Results-wise, Amity Rockwell was the most consistent rider and claimed the General Classification of the race ahead of Madeleine Nutt and Maria Guðmundsdóttir. The German mountain biker Lukas Baum, who stated that was taking part in a gravel race for the first time, started his journey in the discipline with a notable win. Next to him on the final podium were Lachlan Morton and Tanner Visnick.

Back to the testimonials, both Lydia and Martí highlighted the excitement of the little kids whenever a cyclist passed by their side, and how amazed the locals were by the physical level of participants, as for them it was hard to believe that one can cover such distances on a bicycle. Running is by far the main sport in Kenya, so nowadays people wearing lycra while riding a bike are still seen as weirdos.

Not everyone can say they have been riding their bikes in Kenya, surrounded by some of the most majestuous animals on Earth. It was surely an enriching experience both for foreigners and locals, and everyone benefited from this 3rd edition of the Migration Gravel Race.

“I think that thanks to events like this and all the projects that Team AMANI is involved in, cycling in East Africa will grow exponentially, and that would be great to see because there is a lot of potential there” – Lydia Iglesias

Evolution Gravel Race

Compared to last year, the Evolution Gravel Race changed its format and, although the course remained the same, this time riders had to tackle it with two 425-kilometer stages rather than five shorter ones. It again began at the Ngorongoro Crater and ended by the sea.

There was a mandatory 12-hour break in an organized camp in between the stages, which riders made the most of by sleeping, getting food in, and exchanging stories with other fellow participants. This break started for each rider as soon as they reached the camp, no matter what time of the day, so for some it was night time while others had to stop during the day and resume their ultra attempt in the dark. After the break, it was a flat-out race to the sea.

We consider this format allows participants to enjoy the whole route to the fullest even if in essence it is still an ultra-distance race. If riders already suffer dangerous hallucinations while riding through the most civilized countries in Europe, sleep deprivation could have been very dangerous here because one needs to stay fully alert in a remote place like Tanzania.

Lachlan Morton won the Evolution Gravel Race and he honored his late friend Sule Kangangi, who claimed the first spot in the previous edition. Lachlan completed the 850 km in a riding time of 34 hours and 48 minutes.

Upcoming gravel hub

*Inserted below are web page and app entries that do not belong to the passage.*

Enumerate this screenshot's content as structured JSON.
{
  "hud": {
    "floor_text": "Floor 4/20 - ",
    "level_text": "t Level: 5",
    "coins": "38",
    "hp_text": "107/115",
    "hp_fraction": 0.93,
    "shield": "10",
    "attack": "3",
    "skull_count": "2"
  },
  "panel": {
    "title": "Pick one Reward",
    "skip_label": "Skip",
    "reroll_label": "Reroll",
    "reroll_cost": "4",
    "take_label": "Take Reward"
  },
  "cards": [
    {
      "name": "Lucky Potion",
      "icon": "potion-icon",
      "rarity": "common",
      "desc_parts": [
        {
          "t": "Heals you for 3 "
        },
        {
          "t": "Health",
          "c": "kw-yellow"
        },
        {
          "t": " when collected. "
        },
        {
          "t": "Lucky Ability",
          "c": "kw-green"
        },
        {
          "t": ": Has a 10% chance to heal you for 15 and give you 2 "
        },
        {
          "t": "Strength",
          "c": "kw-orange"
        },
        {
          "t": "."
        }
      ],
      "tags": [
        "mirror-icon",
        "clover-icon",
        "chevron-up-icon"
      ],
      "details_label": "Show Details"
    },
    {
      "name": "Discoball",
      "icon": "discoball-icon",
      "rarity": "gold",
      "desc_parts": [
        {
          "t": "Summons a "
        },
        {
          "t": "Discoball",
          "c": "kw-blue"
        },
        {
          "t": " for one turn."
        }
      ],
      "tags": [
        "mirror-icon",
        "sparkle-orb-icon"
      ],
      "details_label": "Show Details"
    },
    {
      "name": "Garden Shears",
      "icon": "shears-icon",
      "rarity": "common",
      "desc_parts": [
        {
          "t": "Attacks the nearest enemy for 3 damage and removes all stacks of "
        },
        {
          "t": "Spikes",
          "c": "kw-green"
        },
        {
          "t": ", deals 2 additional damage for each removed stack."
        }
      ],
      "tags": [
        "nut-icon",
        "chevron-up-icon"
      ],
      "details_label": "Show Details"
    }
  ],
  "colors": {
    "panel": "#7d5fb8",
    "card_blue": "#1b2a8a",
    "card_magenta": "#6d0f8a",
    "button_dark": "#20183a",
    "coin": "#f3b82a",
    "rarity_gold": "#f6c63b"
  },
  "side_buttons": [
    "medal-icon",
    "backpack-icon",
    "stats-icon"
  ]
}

Some people were aware of the potential of gravel cycling in East Africa since the news about the first edition of the Migration Gravel Race, and many others got on the hype train after seeing friends race there. We are not expecting any mass participation events taking place in the area in the near future, but with the current format of Safari Gravel, Migration Gravel Race and Evolution Gravel Race, riders have different chances to get a taste of what cycling in East Africa is about.

Alternatively, any cycling enthusiast will soon be able to use the facilities of the AMANI house, which is currently being built in Iten. The running mecca is becoming an off-road cycling hotbed too, and the know-how of locals and others involved in the projects in the area will make sure that this steady growth continues.

Photos: Nadia Moro